== Work instruction ==
Every entry needs to be written out again exactly.

Data records for software interfaces
────────────────────────────────────────

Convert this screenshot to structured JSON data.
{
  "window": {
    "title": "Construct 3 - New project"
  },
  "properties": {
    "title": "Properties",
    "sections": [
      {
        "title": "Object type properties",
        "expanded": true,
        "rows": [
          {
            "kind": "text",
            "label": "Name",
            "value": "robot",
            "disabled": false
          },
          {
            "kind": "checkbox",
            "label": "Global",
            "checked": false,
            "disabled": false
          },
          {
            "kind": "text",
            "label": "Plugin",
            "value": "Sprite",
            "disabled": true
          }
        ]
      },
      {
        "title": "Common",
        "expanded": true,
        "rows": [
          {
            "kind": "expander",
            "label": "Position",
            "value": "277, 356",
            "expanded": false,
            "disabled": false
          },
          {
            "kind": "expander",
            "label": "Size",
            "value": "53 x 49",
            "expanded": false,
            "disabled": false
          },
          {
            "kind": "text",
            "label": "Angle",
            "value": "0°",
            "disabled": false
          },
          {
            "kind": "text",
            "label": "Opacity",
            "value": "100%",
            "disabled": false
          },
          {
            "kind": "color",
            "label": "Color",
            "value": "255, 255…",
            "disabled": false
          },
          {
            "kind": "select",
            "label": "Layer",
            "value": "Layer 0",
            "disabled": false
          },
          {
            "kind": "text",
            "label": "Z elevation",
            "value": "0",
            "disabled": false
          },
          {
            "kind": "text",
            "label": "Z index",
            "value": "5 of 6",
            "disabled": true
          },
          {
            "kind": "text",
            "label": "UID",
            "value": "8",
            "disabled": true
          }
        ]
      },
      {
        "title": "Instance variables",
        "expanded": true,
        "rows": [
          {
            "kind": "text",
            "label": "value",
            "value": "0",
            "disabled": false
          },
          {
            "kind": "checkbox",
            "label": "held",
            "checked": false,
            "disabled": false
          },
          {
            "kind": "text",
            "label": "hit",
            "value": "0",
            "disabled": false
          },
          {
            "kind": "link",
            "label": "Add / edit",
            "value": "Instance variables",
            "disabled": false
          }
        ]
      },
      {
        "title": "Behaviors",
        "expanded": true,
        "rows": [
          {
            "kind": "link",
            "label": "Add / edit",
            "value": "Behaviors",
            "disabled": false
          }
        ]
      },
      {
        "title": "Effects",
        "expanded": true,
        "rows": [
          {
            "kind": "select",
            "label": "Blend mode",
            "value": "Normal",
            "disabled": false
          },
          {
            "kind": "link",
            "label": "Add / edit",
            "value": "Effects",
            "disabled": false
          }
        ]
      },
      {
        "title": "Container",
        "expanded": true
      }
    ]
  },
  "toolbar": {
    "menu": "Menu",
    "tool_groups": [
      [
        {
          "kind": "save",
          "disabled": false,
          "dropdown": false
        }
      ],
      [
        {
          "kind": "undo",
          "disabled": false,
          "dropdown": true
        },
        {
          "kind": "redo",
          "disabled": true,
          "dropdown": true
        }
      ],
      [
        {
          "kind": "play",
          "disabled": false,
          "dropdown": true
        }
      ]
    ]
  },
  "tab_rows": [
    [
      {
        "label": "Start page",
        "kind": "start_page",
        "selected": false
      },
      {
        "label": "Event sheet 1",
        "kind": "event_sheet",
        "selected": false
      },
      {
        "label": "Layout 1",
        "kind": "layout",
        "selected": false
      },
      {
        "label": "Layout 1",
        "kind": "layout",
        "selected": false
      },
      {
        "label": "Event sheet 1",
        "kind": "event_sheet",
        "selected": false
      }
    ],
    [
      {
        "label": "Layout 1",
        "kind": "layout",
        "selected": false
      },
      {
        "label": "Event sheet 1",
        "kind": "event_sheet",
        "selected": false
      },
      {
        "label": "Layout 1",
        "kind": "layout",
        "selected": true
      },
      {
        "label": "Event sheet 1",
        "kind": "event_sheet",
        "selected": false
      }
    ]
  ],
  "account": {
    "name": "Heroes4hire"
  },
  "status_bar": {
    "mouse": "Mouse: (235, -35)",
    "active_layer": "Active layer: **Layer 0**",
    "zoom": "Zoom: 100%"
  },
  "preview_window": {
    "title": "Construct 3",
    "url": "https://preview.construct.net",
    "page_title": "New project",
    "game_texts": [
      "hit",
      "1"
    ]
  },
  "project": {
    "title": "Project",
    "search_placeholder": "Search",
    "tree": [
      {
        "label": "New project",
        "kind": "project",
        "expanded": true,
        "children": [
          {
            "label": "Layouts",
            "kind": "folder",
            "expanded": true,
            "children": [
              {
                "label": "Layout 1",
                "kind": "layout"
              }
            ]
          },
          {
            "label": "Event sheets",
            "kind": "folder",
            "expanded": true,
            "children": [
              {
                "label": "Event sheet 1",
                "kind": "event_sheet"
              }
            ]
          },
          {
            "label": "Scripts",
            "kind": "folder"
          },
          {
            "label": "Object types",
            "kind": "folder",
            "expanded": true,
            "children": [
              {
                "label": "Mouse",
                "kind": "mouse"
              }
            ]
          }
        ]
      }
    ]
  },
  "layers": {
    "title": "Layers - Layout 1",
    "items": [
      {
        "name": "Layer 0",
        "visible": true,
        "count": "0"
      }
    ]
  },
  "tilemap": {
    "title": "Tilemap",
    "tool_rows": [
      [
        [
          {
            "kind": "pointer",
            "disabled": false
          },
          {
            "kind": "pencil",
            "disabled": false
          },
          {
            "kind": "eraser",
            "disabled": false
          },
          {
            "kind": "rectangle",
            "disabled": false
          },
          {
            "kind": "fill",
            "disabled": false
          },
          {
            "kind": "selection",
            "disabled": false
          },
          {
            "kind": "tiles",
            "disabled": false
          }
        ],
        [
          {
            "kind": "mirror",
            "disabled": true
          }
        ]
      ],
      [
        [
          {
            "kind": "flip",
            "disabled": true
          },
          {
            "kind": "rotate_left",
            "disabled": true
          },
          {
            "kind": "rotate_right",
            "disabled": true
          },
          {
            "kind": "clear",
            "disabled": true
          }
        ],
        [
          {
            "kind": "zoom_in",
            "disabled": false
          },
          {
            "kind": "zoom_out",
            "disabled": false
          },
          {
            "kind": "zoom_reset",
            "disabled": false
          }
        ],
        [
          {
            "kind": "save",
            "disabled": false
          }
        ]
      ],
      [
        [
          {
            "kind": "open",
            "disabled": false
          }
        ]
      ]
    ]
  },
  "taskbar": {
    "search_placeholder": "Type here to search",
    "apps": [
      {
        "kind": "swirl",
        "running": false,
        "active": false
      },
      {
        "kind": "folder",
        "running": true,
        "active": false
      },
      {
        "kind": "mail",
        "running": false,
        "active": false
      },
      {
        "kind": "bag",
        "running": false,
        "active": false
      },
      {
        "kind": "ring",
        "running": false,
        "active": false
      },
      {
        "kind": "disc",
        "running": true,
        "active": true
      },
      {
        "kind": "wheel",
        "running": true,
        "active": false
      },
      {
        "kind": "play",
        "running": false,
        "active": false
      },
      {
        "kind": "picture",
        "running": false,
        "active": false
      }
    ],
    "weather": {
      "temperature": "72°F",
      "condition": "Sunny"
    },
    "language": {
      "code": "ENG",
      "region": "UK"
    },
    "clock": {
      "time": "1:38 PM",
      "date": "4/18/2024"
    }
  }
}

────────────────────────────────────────

== Exercise output ==
Convert this screenshot to structured JSON data.
{
  "window": {
    "title": "Construct 3 - New project"
  },
  "properties": {
    "title": "Properties",
    "sections": [
      {
        "title": "Object type properties",
        "expanded": true,
        "rows": [
          {
            "kind": "text",
            "label": "Name",
            "value": "robot",
            "disabled": false
          },
          {
            "kind": "checkbox",
            "label": "Global",
            "checked": false,
            "disabled": false
          },
          {
            "kind": "text",
            "label": "Plugin",
            "value": "Sprite",
            "disabled": true
          }
        ]
      },
      {
        "title": "Common",
        "expanded": true,
        "rows": [
          {
            "kind": "expander",
            "label": "Position",
            "value": "277, 356",
            "expanded": false,
            "disabled": false
          },
          {
            "kind": "expander",
            "label": "Size",
            "value": "53 x 49",
            "expanded": false,
            "disabled": false
          },
          {
            "kind": "text",
            "label": "Angle",
            "value": "0°",
            "disabled": false
          },
          {
            "kind": "text",
            "label": "Opacity",
            "value": "100%",
            "disabled": false
          },
          {
            "kind": "color",
            "label": "Color",
            "value": "255, 255…",
            "disabled": false
          },
          {
            "kind": "select",
            "label": "Layer",
            "value": "Layer 0",
            "disabled": false
          },
          {
            "kind": "text",
            "label": "Z elevation",
            "value": "0",
            "disabled": false
          },
          {
            "kind": "text",
            "label": "Z index",
            "value": "5 of 6",
            "disabled": true
          },
          {
            "kind": "text",
            "label": "UID",
            "value": "8",
            "disabled": true
          }
        ]
      },
      {
        "title": "Instance variables",
        "expanded": true,
        "rows": [
          {
            "kind": "text",
            "label": "value",
            "value": "0",
            "disabled": false
          },
          {
            "kind": "checkbox",
            "label": "held",
            "checked": false,
            "disabled": false
          },
          {
            "kind": "text",
            "label": "hit",
            "value": "0",
            "disabled": false
          },
          {
            "kind": "link",
            "label": "Add / edit",
            "value": "Instance variables",
            "disabled": false
          }
        ]
      },
      {
        "title": "Behaviors",
        "expanded": true,
        "rows": [
          {
            "kind": "link",
            "label": "Add / edit",
            "value": "Behaviors",
            "disabled": false
          }
        ]
      },
      {
        "title": "Effects",
        "expanded": true,
        "rows": [
          {
            "kind": "select",
            "label": "Blend mode",
            "value": "Normal",
            "disabled": false
          },
          {
            "kind": "link",
            "label": "Add / edit",
            "value": "Effects",
            "disabled": false
          }
        ]
      },
      {
        "title": "Container",
        "expanded": true
      }
    ]
  },
  "toolbar": {
    "menu": "Menu",
    "tool_groups": [
      [
        {
          "kind": "save",
          "disabled": false,
          "dropdown": false
        }
      ],
      [
        {
          "kind": "undo",
          "disabled": false,
          "dropdown": true
        },
        {
          "kind": "redo",
          "disabled": true,
          "dropdown": true
        }
      ],
      [
        {
          "kind": "play",
          "disabled": false,
          "dropdown": true
        }
      ]
    ]
  },
  "tab_rows": [
    [
      {
        "label": "Start page",
        "kind": "start_page",
        "selected": false
      },
      {
        "label": "Event sheet 1",
        "kind": "event_sheet",
        "selected": false
      },
      {
        "label": "Layout 1",
        "kind": "layout",
        "selected": false
      },
      {
        "label": "Layout 1",
        "kind": "layout",
        "selected": false
      },
      {
        "label": "Event sheet 1",
        "kind": "event_sheet",
        "selected": false
      }
    ],
    [
      {
        "label": "Layout 1",
        "kind": "layout",
        "selected": false
      },
      {
        "label": "Event sheet 1",
        "kind": "event_sheet",
        "selected": false
      },
      {
        "label": "Layout 1",
        "kind": "layout",
        "selected": true
      },
      {
        "label": "Event sheet 1",
        "kind": "event_sheet",
        "selected": false
      }
    ]
  ],
  "account": {
    "name": "Heroes4hire"
  },
  "status_bar": {
    "mouse": "Mouse: (235, -35)",
    "active_layer": "Active layer: **Layer 0**",
    "zoom": "Zoom: 100%"
  },
  "preview_window": {
    "title": "Construct 3",
    "url": "https://preview.construct.net",
    "page_title": "New project",
    "game_texts": [
      "hit",
      "1"
    ]
  },
  "project": {
    "title": "Project",
    "search_placeholder": "Search",
    "tree": [
      {
        "label": "New project",
        "kind": "project",
        "expanded": true,
        "children": [
          {
            "label": "Layouts",
            "kind": "folder",
            "expanded": true,
            "children": [
              {
                "label": "Layout 1",
                "kind": "layout"
              }
            ]
          },
          {
            "label": "Event sheets",
            "kind": "folder",
            "expanded": true,
            "children": [
              {
                "label": "Event sheet 1",
                "kind": "event_sheet"
              }
            ]
          },
          {
            "label": "Scripts",
            "kind": "folder"
          },
          {
            "label": "Object types",
            "kind": "folder",
            "expanded": true,
            "children": [
              {
                "label": "Mouse",
                "kind": "mouse"
              }
            ]
          }
        ]
      }
    ]
  },
  "layers": {
    "title": "Layers - Layout 1",
    "items": [
      {
        "name": "Layer 0",
        "visible": true,
        "count": "0"
      }
    ]
  },
  "tilemap": {
    "title": "Tilemap",
    "tool_rows": [
      [
        [
          {
            "kind": "pointer",
            "disabled": false
          },
          {
            "kind": "pencil",
            "disabled": false
          },
          {
            "kind": "eraser",
            "disabled": false
          },
          {
            "kind": "rectangle",
            "disabled": false
          },
          {
            "kind": "fill",
            "disabled": false
          },
          {
            "kind": "selection",
            "disabled": false
          },
          {
            "kind": "tiles",
            "disabled": false
          }
        ],
        [
          {
            "kind": "mirror",
            "disabled": true
          }
        ]
      ],
      [
        [
          {
            "kind": "flip",
            "disabled": true
          },
          {
            "kind": "rotate_left",
            "disabled": true
          },
          {
            "kind": "rotate_right",
            "disabled": true
          },
          {
            "kind": "clear",
            "disabled": true
          }
        ],
        [
          {
            "kind": "zoom_in",
            "disabled": false
          },
          {
            "kind": "zoom_out",
            "disabled": false
          },
          {
            "kind": "zoom_reset",
            "disabled": false
          }
        ],
        [
          {
            "kind": "save",
            "disabled": false
          }
        ]
      ],
      [
        [
          {
            "kind": "open",
            "disabled": false
          }
        ]
      ]
    ]
  },
  "taskbar": {
    "search_placeholder": "Type here to search",
    "apps": [
      {
        "kind": "swirl",
        "running": false,
        "active": false
      },
      {
        "kind": "folder",
        "running": true,
        "active": false
      },
      {
        "kind": "mail",
        "running": false,
        "active": false
      },
      {
        "kind": "bag",
        "running": false,
        "active": false
      },
      {
        "kind": "ring",
        "running": false,
        "active": false
      },
      {
        "kind": "disc",
        "running": true,
        "active": true
      },
      {
        "kind": "wheel",
        "running": true,
        "active": false
      },
      {
        "kind": "play",
        "running": false,
        "active": false
      },
      {
        "kind": "picture",
        "running": false,
        "active": false
      }
    ],
    "weather": {
      "temperature": "72°F",
      "condition": "Sunny"
    },
    "language": {
      "code": "ENG",
      "region": "UK"
    },
    "clock": {
      "time": "1:38 PM",
      "date": "4/18/2024"
    }
  }
}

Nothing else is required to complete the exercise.